proverb Said when something ends poorly or differently than expected, despite preparations for success. It comes from Robert Burns' poem "To a Mouse," which itself is a play on the proverb "the best-laid plans of mice and men oft go astray." ("Gang aft a-gley" means "go oft astray" in Scottish vernacular.) I always thought our marriage was stable and that we'd be together forever. I guess it's true what they say, though—the best-laid schemes o' mice an' men gang aft a-gley. A: "I've been working on this project for six months, and now, right before it's due, they tell me they want something completely different." B: "That's rough. The best-laid schemes o' mice an' men gang aft a-gley, I suppose."
Farlex Dictionary of Idioms. © 2015 Farlex, Inc, all rights reserved.
best-laid plans of mice and men oft(en) go astray,and best-laid schemes o' mice an' men gang aft a-gley.
Prov. Things often go wrong even though you have carefully planned what you are going to do. (The gang aft a-gley version is Scots dialect, and comes from Robert Burns' poem "To a Mouse.") Jill: I reserved a hotel room for us three weeks ago, but now the clerk says he has no record of our reservation. So much for our fun weekend in the city. Jane: Well, these things happen. The best-laid plans of mice and men oft go astray. I had all the arrangements made for my party, and then the guest of honor got sick and I had to call the whole thing off. The best-laid schemes of mice and men gang aft a-gley. If a little rain can ruin the best-laid plans of mice and men, think what an earthquake might do!
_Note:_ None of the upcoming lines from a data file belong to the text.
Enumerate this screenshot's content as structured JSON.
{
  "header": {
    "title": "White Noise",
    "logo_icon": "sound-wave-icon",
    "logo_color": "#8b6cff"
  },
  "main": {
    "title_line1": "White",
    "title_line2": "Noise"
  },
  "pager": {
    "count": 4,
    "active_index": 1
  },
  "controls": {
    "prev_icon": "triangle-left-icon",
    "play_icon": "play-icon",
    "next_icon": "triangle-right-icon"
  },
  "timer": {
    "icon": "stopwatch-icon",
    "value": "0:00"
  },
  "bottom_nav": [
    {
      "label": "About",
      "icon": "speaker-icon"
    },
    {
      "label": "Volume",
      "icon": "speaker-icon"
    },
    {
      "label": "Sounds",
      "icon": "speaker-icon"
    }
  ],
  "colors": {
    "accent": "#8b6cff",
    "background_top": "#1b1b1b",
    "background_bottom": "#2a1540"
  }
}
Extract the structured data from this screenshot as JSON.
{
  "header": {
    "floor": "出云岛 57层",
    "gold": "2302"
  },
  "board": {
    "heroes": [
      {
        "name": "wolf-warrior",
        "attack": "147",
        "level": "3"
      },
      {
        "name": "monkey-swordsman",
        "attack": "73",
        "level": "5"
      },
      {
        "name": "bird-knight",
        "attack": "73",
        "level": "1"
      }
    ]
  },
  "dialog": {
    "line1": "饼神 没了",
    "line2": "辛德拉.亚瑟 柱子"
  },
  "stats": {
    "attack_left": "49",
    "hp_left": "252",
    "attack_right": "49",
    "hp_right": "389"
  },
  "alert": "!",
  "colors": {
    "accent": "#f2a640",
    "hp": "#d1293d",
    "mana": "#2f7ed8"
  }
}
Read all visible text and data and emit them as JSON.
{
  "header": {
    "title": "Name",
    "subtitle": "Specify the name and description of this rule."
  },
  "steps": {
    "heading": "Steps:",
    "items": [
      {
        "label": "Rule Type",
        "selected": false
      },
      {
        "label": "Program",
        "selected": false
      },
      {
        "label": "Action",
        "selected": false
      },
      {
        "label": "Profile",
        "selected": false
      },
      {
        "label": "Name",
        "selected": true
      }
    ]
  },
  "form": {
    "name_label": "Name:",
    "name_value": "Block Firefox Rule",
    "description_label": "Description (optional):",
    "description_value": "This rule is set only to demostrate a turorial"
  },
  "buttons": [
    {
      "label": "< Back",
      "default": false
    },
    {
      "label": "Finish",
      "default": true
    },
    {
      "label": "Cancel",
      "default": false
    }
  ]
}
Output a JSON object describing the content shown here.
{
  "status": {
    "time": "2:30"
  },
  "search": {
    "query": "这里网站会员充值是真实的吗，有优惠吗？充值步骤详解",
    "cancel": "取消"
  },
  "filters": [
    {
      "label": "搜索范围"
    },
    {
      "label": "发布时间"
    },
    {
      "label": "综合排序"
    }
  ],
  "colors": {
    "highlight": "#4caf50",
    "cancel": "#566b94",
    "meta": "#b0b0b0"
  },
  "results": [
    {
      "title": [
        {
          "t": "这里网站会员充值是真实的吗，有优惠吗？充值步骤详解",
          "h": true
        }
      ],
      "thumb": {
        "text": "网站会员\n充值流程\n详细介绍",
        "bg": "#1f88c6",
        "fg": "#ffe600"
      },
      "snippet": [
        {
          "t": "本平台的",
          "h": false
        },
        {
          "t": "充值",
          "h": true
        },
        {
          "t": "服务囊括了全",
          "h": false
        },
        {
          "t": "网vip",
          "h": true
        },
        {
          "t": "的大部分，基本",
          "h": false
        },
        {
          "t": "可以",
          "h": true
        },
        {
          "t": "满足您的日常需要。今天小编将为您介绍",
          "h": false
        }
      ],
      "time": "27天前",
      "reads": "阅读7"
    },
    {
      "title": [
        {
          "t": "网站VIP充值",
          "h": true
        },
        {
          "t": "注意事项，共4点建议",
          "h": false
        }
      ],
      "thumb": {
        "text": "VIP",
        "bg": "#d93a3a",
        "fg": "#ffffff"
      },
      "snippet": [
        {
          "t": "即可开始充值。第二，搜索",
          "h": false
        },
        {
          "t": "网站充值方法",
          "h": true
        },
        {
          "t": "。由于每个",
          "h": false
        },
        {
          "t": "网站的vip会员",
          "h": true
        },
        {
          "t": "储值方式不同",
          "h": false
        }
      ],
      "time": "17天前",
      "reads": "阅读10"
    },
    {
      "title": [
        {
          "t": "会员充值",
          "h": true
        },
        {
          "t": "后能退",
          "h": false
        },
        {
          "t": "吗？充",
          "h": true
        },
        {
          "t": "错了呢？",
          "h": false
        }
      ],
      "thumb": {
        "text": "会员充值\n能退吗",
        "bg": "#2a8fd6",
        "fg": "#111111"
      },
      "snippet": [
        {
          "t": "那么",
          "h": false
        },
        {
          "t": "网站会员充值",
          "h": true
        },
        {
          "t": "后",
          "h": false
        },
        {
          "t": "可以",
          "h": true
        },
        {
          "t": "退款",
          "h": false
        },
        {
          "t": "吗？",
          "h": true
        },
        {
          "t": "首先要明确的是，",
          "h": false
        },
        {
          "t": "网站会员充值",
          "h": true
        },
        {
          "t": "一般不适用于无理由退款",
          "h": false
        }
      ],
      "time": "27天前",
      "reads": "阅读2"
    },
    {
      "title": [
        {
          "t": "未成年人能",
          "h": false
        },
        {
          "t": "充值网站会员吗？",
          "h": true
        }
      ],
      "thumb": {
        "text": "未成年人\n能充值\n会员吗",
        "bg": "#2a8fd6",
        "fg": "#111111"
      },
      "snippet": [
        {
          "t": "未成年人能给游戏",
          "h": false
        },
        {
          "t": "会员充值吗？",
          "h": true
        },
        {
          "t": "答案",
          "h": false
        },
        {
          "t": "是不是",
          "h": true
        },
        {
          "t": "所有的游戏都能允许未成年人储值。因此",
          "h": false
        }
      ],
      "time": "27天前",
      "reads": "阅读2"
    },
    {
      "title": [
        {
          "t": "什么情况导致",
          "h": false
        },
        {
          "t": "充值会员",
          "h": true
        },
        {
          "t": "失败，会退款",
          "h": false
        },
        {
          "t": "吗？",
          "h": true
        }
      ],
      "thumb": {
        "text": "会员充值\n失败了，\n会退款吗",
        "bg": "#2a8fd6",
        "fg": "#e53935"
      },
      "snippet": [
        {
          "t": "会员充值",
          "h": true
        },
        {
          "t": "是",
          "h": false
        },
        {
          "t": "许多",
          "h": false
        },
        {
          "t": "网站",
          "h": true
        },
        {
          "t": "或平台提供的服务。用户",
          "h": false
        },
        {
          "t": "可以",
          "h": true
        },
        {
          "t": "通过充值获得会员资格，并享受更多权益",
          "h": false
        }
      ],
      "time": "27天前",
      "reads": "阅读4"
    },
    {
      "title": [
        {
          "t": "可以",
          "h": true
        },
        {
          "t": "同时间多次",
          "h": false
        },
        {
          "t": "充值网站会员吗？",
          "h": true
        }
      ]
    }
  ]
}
McGraw-Hill Dictionary of American Idioms and Phrasal Verbs. © 2002 by The McGraw-Hill Companies, Inc.